In your answer, copy every entry that follows exactly.
*** Begin section ***
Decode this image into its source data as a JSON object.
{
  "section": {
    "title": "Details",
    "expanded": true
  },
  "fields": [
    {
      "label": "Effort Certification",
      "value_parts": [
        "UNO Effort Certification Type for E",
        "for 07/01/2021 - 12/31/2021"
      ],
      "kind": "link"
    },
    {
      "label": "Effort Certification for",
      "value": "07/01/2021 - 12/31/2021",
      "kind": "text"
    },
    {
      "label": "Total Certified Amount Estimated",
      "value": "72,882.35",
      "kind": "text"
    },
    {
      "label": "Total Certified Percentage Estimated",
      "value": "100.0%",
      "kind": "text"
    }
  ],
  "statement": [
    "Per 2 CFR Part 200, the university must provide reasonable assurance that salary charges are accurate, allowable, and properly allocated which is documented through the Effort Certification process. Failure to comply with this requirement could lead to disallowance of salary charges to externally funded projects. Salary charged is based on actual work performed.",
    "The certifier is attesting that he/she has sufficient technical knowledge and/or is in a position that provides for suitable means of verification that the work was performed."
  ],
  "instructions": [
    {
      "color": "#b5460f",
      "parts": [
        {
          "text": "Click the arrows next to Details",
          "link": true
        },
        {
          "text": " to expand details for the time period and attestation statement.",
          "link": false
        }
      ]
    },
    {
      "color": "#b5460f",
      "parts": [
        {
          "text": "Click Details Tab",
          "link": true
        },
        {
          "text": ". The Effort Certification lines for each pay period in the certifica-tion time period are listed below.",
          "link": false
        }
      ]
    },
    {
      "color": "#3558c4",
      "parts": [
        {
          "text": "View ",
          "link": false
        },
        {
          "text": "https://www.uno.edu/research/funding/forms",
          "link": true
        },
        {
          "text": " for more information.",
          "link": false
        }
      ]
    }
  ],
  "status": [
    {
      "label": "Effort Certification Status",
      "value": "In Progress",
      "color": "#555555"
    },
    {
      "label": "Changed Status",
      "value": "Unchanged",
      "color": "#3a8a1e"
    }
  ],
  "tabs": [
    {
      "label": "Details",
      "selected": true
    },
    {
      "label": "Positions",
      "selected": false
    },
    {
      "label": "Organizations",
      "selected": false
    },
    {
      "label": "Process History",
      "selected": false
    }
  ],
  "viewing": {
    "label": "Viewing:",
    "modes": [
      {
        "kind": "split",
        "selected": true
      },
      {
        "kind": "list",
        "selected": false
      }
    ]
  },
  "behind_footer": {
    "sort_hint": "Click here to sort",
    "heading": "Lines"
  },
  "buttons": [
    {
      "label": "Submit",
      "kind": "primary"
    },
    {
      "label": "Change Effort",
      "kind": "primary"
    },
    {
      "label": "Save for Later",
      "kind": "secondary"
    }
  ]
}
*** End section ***
Completed task »
Decode this image into its source data as a JSON object.
{
  "section": {
    "title": "Details",
    "expanded": true
  },
  "fields": [
    {
      "label": "Effort Certification",
      "value_parts": [
        "UNO Effort Certification Type for E",
        "for 07/01/2021 - 12/31/2021"
      ],
      "kind": "link"
    },
    {
      "label": "Effort Certification for",
      "value": "07/01/2021 - 12/31/2021",
      "kind": "text"
    },
    {
      "label": "Total Certified Amount Estimated",
      "value": "72,882.35",
      "kind": "text"
    },
    {
      "label": "Total Certified Percentage Estimated",
      "value": "100.0%",
      "kind": "text"
    }
  ],
  "statement": [
    "Per 2 CFR Part 200, the university must provide reasonable assurance that salary charges are accurate, allowable, and properly allocated which is documented through the Effort Certification process. Failure to comply with this requirement could lead to disallowance of salary charges to externally funded projects. Salary charged is based on actual work performed.",
    "The certifier is attesting that he/she has sufficient technical knowledge and/or is in a position that provides for suitable means of verification that the work was performed."
  ],
  "instructions": [
    {
      "color": "#b5460f",
      "parts": [
        {
          "text": "Click the arrows next to Details",
          "link": true
        },
        {
          "text": " to expand details for the time period and attestation statement.",
          "link": false
        }
      ]
    },
    {
      "color": "#b5460f",
      "parts": [
        {
          "text": "Click Details Tab",
          "link": true
        },
        {
          "text": ". The Effort Certification lines for each pay period in the certifica-tion time period are listed below.",
          "link": false
        }
      ]
    },
    {
      "color": "#3558c4",
      "parts": [
        {
          "text": "View ",
          "link": false
        },
        {
          "text": "https://www.uno.edu/research/funding/forms",
          "link": true
        },
        {
          "text": " for more information.",
          "link": false
        }
      ]
    }
  ],
  "status": [
    {
      "label": "Effort Certification Status",
      "value": "In Progress",
      "color": "#555555"
    },
    {
      "label": "Changed Status",
      "value": "Unchanged",
      "color": "#3a8a1e"
    }
  ],
  "tabs": [
    {
      "label": "Details",
      "selected": true
    },
    {
      "label": "Positions",
      "selected": false
    },
    {
      "label": "Organizations",
      "selected": false
    },
    {
      "label": "Process History",
      "selected": false
    }
  ],
  "viewing": {
    "label": "Viewing:",
    "modes": [
      {
        "kind": "split",
        "selected": true
      },
      {
        "kind": "list",
        "selected": false
      }
    ]
  },
  "behind_footer": {
    "sort_hint": "Click here to sort",
    "heading": "Lines"
  },
  "buttons": [
    {
      "label": "Submit",
      "kind": "primary"
    },
    {
      "label": "Change Effort",
      "kind": "primary"
    },
    {
      "label": "Save for Later",
      "kind": "secondary"
    }
  ]
}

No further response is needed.